|US20060263703 *||Jul 26, 2006||Nov 23, 2006||Xun Zhang||Pellicle Assembly Including a Molecular Sieve|
|US20070095204 *||Dec 4, 2006||May 3, 2007||Yuri Gerner||Axial transfer line degassing|
|US20070281110 *||Aug 9, 2007||Dec 6, 2007||Cytonix Corporation|
|US20080306232 *||Jul 25, 2008||Dec 11, 2008||Asahi Glass Co., Ltd.||Fluoropolymer for chromatic aberration-free lens and chromatic aberration-free lens|
|US20100021689 *||Sep 9, 2009||Jan 28, 2010||Cytonix Llc||Articles comprising hydrophobic surfaces|

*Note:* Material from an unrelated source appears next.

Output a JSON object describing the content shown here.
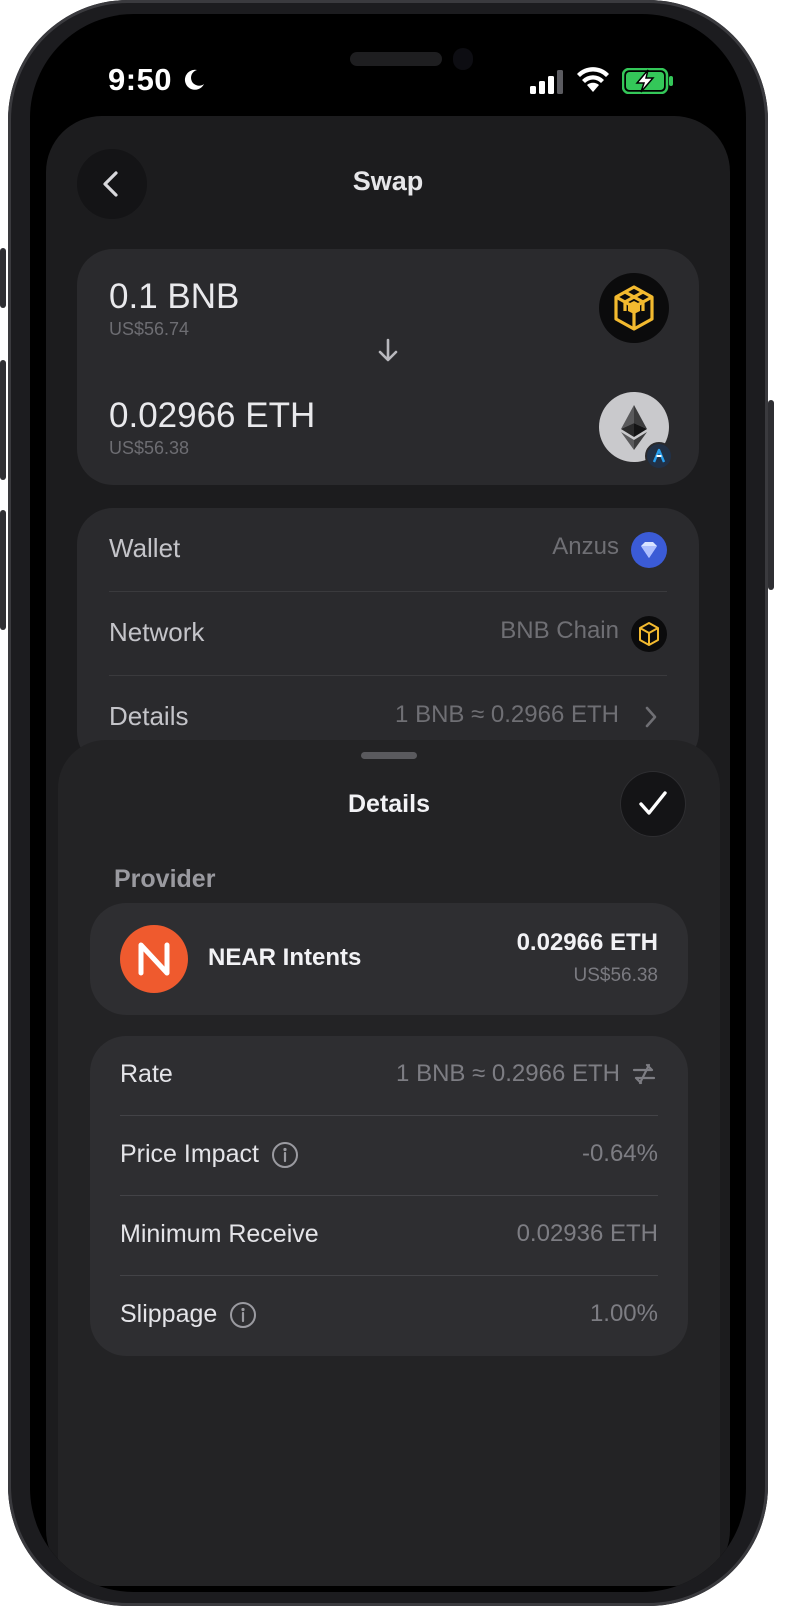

|US20100316810 *||Aug 23, 2010||Dec 16, 2010||Cytonix Llc|
|EP1106988A2 *||Jul 15, 1992||Jun 13, 2001||Waters Investments Limited||Flow cell with an inner layer of an amorphous fluoropolymer having a refractive index less than the refractive index of water|
|International Classification||C08F234/02, H05K1/03, H05K3/28|
|Cooperative Classification||H05K3/285, C08F234/02, H05K1/034|
|Feb 20, 1990||AS||Assignment|
Owner name: E.I. DU PONT DE NEMOURS AND COMPANY, DELAWARE
Free format text: ASSIGNMENT OF ASSIGNORS INTEREST.;ASSIGNOR:SQUIRE, EDWARD N.;REEL/FRAME:005244/0148
Effective date: 19891219
|Feb 1, 1994||FPAY||Fee payment|
Year of fee payment: 4
|Feb 2, 1998||FPAY||Fee payment|
Year of fee payment: 8
|Jan 24, 2002||FPAY||Fee payment|
Year of fee payment: 12